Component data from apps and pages

★ ★ ★ ★ ★

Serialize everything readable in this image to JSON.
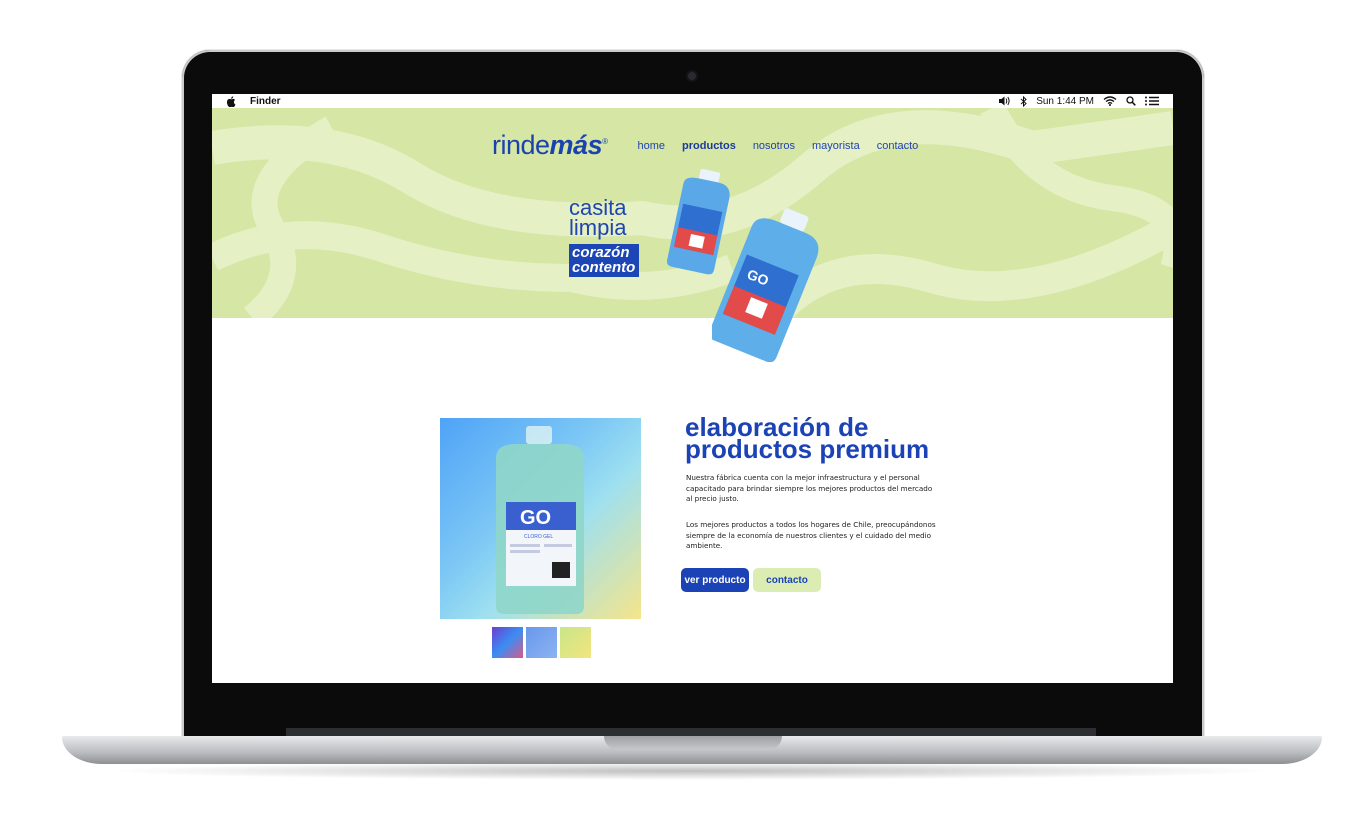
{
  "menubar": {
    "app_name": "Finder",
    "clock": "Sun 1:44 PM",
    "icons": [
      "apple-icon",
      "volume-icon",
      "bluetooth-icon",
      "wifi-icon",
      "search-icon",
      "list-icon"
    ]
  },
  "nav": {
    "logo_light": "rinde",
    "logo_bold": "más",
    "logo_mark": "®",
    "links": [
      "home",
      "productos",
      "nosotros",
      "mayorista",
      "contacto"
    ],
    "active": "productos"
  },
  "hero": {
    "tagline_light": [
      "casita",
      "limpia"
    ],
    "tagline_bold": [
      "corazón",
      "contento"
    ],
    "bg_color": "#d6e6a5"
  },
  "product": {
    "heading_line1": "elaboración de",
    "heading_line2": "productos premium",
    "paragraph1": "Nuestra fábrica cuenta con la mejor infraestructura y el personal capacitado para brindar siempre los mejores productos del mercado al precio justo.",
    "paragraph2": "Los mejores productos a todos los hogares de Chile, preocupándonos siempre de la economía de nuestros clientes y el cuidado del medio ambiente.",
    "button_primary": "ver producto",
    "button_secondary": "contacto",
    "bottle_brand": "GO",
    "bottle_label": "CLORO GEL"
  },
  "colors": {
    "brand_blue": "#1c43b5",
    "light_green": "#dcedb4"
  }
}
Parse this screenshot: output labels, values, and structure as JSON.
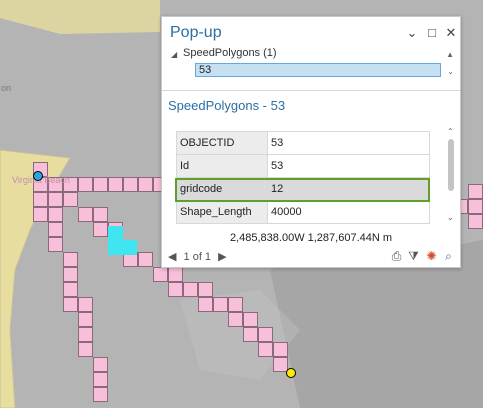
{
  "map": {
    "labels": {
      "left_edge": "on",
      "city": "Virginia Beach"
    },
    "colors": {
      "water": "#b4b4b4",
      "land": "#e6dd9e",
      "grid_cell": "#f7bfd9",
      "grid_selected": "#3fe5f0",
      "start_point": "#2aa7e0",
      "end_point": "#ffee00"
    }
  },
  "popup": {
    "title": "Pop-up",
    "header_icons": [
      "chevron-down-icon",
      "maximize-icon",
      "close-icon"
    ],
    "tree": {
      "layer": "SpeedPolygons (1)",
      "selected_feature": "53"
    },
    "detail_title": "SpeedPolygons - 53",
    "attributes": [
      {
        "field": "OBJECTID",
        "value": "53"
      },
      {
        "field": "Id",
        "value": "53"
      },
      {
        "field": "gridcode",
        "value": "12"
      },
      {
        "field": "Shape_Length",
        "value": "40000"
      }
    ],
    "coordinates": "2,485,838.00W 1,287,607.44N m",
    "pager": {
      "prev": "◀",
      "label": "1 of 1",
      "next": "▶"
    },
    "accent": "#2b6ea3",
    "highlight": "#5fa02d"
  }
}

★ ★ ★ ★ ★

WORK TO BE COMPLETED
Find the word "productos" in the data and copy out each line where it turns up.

RESPONSE
      "productos",
    "active": "productos"
    "heading_line2": "productos premium",
    "paragraph1": "Nuestra fábrica cuenta con la mejor infraestructura y el personal capacitado para brindar siempre los mejores productos del mercado al precio justo.",
    "paragraph2": "Los mejores productos a todos los hogares de Chile, preocupándonos siempre de la economía de nuestros clientes y el cuidado del medio ambiente.",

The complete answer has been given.